I can recall three distinct malls/shopping centers with a plethora of restaurants. It’s also probably the largest staircase (with the most unique light display) and the longest line of escalators that I have ever seen. And I haven’t even mentioned the skywalk! It is breathtaking to be walking from one end of this multistoried building to the other several hundred feet above ground. We got a magnificent view of the Kyoto Tower from here (pictured above).
Over the course of 5 days, we must have spent at least 10 hours walking and exploring this magnificent station (can I even call it that, maybe I should call it a mini city). It is a landmark and a sight to be experienced in and of itself.
The cultural art show at the Gion Corner, was definitely one of the more touristy things we have done, and surprisingly engaging. It packed a lot of performances in to an hour.
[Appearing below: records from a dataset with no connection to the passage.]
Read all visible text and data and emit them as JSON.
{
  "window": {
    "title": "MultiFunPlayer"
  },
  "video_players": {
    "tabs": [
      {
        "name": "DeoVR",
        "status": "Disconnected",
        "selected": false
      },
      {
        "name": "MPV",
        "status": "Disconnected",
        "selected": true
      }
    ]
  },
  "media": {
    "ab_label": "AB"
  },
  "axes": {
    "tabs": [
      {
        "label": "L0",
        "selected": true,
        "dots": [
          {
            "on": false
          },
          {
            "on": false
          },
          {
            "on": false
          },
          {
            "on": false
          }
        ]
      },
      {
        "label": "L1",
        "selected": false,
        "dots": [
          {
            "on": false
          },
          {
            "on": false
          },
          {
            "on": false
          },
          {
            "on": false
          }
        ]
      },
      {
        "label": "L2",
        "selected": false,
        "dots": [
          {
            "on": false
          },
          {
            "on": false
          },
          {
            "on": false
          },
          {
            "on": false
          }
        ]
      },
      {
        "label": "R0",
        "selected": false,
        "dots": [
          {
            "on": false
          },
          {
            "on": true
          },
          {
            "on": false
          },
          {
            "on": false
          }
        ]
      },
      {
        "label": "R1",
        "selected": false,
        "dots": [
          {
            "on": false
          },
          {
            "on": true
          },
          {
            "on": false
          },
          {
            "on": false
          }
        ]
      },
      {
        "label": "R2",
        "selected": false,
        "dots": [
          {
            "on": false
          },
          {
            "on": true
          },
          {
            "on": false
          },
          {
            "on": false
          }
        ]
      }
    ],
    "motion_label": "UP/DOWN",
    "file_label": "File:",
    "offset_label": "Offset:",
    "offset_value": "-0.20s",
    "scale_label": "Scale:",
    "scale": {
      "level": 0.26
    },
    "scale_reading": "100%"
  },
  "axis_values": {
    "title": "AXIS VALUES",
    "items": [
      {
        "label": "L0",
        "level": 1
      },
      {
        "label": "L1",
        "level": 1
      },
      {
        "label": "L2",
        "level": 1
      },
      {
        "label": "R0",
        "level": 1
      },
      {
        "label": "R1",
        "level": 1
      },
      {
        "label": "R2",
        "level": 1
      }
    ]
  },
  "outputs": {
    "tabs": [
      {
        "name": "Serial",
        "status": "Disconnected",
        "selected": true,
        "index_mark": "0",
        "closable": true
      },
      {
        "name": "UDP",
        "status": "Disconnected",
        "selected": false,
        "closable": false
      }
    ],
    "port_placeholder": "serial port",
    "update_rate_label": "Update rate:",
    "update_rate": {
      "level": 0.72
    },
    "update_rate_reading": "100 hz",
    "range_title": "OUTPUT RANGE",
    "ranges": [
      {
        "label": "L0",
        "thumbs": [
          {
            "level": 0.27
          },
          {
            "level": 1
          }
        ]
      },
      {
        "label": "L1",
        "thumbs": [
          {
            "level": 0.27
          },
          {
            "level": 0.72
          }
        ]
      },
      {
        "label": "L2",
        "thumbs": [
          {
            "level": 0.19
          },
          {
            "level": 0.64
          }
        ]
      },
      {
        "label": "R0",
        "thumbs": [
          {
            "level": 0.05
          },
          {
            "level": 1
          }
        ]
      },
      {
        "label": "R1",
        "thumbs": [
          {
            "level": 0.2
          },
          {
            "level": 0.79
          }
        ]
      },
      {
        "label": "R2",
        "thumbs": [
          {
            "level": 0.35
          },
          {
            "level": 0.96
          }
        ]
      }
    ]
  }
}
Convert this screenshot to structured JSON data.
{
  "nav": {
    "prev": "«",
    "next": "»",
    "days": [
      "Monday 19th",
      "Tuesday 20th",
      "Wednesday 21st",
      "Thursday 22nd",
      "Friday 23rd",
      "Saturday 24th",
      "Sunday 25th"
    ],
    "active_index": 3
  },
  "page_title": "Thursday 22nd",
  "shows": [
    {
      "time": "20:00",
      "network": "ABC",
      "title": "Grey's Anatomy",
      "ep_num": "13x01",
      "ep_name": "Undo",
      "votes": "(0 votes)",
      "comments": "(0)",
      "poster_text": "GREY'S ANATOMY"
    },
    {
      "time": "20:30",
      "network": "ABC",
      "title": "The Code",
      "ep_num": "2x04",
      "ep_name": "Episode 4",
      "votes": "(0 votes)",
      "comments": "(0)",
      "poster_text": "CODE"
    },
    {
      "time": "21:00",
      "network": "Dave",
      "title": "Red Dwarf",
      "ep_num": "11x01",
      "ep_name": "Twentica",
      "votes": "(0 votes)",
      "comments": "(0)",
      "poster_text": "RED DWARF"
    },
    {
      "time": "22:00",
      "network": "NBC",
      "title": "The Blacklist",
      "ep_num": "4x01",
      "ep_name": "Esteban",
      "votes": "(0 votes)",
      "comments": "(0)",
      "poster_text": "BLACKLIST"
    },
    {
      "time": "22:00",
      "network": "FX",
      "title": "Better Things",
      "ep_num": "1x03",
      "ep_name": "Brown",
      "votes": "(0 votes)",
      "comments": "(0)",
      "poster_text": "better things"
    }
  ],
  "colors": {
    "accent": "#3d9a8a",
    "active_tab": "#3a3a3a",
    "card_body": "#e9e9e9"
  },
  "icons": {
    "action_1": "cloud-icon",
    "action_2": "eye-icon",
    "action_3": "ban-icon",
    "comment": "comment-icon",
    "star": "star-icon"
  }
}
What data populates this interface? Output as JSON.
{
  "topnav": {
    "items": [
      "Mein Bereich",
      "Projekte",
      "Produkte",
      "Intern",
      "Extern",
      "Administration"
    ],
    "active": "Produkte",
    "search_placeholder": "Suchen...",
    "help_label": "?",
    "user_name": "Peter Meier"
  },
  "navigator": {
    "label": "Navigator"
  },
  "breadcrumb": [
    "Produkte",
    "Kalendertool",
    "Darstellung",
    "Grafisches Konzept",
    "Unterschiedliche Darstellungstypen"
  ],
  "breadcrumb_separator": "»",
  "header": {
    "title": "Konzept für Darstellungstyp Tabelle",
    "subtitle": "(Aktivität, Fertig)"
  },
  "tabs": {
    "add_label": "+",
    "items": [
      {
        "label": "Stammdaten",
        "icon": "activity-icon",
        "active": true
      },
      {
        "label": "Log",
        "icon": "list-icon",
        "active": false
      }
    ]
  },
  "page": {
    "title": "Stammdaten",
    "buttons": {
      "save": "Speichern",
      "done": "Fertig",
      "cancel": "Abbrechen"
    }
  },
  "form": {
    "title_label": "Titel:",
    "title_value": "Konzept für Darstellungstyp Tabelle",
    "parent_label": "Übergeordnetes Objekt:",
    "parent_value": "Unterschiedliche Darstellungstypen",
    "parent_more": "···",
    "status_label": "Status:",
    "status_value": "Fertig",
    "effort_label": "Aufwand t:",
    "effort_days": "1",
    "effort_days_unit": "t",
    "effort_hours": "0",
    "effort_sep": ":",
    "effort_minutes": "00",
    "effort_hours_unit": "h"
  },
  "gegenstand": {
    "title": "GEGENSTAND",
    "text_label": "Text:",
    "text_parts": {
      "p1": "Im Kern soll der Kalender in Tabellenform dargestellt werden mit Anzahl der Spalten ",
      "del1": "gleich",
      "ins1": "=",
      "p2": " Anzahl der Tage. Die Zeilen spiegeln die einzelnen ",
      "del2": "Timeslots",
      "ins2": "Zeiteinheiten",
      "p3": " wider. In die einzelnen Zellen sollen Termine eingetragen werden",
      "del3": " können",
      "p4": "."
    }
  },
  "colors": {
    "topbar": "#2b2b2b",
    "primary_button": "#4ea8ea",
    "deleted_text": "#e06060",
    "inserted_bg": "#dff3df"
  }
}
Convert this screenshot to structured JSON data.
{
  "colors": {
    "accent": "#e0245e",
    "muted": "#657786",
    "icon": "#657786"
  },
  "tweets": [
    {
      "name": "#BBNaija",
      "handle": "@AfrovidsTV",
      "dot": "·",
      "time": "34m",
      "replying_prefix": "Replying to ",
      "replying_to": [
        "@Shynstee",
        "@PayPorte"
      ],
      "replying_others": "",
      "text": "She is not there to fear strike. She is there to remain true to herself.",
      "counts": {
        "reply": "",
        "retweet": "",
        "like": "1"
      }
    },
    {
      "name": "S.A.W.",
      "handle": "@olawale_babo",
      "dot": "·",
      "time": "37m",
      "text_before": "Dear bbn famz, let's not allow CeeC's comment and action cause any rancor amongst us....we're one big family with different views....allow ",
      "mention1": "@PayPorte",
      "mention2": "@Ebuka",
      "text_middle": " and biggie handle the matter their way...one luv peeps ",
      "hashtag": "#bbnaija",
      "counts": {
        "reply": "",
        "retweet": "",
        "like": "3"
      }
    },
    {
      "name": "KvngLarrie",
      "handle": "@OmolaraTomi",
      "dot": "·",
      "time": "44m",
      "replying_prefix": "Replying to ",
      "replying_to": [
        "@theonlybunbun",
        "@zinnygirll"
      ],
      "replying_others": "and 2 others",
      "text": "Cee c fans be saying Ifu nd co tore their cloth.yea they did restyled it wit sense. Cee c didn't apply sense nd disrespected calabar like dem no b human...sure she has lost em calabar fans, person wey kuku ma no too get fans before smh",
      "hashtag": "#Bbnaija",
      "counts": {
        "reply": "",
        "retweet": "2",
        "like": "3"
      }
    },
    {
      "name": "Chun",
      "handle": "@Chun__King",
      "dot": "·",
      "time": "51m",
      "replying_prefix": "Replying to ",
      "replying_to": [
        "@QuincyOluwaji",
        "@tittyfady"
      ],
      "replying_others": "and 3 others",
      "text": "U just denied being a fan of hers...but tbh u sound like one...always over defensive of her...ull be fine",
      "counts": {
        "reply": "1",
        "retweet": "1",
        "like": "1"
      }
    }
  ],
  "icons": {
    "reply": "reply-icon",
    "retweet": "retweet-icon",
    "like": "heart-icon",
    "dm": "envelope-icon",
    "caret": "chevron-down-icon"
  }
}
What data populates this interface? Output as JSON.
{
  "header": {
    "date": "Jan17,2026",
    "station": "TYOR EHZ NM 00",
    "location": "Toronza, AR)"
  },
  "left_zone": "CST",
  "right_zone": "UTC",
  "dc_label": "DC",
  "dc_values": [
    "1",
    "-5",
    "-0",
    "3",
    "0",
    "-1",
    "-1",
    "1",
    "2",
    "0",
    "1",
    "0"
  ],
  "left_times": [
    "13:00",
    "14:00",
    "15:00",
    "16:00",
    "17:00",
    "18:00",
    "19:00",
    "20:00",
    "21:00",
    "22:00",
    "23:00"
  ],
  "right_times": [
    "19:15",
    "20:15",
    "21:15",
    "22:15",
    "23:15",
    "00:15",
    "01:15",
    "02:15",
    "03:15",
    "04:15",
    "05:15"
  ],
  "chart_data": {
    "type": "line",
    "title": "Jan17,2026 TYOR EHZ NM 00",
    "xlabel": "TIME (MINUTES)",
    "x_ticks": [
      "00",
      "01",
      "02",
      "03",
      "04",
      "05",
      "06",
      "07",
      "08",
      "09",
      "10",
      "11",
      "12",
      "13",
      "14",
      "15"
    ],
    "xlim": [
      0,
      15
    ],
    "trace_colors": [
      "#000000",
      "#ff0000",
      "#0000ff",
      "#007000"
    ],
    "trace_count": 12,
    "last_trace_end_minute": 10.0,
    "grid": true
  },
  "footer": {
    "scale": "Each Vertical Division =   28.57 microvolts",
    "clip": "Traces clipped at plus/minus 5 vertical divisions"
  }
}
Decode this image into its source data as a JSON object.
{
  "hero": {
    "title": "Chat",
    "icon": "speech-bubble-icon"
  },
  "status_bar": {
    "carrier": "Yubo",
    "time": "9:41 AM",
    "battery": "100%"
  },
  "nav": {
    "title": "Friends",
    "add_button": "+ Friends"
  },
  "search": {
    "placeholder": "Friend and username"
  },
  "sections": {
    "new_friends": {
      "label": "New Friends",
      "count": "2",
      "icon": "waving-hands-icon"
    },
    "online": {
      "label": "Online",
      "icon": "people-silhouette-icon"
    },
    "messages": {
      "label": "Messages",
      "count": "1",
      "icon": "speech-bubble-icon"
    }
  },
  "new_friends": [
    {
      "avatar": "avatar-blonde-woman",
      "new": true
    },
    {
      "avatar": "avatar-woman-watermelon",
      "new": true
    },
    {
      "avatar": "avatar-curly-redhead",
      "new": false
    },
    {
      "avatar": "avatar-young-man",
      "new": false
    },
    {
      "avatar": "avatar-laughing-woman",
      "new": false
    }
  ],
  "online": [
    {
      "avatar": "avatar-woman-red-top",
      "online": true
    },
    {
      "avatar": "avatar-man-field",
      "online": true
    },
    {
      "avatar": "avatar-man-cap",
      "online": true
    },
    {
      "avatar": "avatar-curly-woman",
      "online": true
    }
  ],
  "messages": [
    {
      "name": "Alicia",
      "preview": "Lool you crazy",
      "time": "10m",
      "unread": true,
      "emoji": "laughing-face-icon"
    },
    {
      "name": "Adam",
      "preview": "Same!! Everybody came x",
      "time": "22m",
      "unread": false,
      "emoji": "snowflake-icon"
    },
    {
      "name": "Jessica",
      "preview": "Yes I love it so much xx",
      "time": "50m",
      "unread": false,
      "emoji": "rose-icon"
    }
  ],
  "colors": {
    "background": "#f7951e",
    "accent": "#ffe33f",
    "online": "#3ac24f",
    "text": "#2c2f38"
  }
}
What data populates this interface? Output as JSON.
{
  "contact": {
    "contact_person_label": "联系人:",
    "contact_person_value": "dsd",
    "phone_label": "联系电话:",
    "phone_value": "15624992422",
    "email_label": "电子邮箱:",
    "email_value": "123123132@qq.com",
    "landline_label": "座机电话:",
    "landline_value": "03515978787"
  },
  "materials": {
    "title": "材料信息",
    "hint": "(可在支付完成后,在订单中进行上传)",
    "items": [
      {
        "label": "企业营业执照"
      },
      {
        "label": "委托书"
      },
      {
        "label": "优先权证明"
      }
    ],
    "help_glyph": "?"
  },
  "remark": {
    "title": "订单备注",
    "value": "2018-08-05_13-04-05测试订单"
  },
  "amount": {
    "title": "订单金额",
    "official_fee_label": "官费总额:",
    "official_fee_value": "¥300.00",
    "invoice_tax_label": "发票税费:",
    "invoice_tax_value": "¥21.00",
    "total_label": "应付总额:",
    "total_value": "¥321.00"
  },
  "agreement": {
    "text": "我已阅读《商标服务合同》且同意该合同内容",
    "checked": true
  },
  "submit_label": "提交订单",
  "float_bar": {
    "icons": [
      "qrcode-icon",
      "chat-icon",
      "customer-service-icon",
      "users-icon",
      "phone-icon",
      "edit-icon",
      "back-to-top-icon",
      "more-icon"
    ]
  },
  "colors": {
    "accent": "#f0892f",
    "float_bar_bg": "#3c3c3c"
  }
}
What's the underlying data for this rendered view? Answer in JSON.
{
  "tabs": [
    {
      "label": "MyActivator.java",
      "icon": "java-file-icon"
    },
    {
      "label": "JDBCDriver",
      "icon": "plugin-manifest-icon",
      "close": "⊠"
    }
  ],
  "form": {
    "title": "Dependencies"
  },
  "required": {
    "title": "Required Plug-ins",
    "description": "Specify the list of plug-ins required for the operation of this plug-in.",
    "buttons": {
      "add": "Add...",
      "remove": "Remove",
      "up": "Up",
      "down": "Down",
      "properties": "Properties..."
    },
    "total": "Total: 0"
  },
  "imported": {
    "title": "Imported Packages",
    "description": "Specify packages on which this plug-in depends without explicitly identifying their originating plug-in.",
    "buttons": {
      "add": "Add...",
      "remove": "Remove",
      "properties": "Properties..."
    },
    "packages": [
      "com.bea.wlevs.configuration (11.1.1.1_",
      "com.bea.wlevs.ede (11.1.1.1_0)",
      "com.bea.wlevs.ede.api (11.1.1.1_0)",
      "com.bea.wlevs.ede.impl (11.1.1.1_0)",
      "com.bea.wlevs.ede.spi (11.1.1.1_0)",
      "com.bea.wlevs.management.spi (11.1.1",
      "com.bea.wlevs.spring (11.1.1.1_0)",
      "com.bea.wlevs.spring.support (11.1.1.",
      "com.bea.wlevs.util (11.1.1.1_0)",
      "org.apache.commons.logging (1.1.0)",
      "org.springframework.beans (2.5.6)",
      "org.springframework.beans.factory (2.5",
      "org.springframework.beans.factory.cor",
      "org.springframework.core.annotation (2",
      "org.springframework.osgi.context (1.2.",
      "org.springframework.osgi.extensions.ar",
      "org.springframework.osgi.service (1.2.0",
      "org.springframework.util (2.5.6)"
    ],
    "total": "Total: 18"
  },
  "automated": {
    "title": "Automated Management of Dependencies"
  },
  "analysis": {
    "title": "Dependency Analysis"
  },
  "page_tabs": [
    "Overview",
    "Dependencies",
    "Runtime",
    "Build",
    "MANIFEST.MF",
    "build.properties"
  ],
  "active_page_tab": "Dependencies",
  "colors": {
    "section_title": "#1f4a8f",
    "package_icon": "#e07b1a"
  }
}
There was Chado (tea ceremony), Koto (Japanese harp), Kado (flower arrangement), Gagaku (court music), Kyomai (Kyoto style dance), but my favorites were the Kyogen (ancient comic play) and the Bunraku (puppet play). The Gagaku and the Bunraku are on the UNESCO Intangible Cultural Heritage list (didn’t even know that was a thing!).
Gion itself is a very unique neighborhood; in spite of the rain it was fun walking around window shopping and trying the different street food.
Location: Gion District
Website: Cultural Art Show
Cost: Adults: ¥3,150; Students (Age 16-22): ¥2,200; Children (Age 7-15): ¥1,900; Infants: (Age 0-6): free
Toei Kyoto Studio Park
For a truly non-touristy off-the-beaten path experience we went to the Toei Kyoto Studio Park. I was a little unsure of what to expect initially. We had already paid for the tickets and figured there was no harm in checking it out. It turned out to be a very enjoyable experience. The studio park features different settings of Japan from the Edo period and is used to shoot films from that era. We had a great time wandering in an out of the fake store fronts and homes. We saw a ninja show and a traditional street show, both of which were entirely in Japanese – that’s how non-touristy it was. We had a great time here and highly recommend a visit for an offbeat experience!
Location: 10 Uzumasa Higashihachiokachō, Ukyō-ku, Kyōto-shi, Kyōto-fu 616-8161, Japan
Website: Toei Kyoto Studio Park
Cost: Adults: ¥2200; Students: ¥1300; Children: ¥1,100
Gekkeikan Okura Sake Museum
If you have had sake in the US, you may have already come across Gekkeikan sake. The original brewery is nearly 400 years old and in reputation Gekkeikan is world-class. However, as a tasting experience, we were not impressed. Turning on a video for us to watch and then lining up for tastings wasn’t very alluring. The museum has a lot of exhibits relating to the sake brewing process, so it can be informative if you have the time to stroll around. I should be clear that my views regarding the brewery are only limited to the tasting experience; the sake itself was delicious. Getting a free (small) bottle each to take home was a pleasant bonus.
There is a lot going on in this beautiful city and one can easily get templed or shrined out. There is so much to learn and no visit to Japan is complete without a visit to this historical landmark city.
From Kyoto we headed to Hiroshima, a city that exemplifies the resilience of the Japanese people. Here, we got to see Japan from a completely different perspective.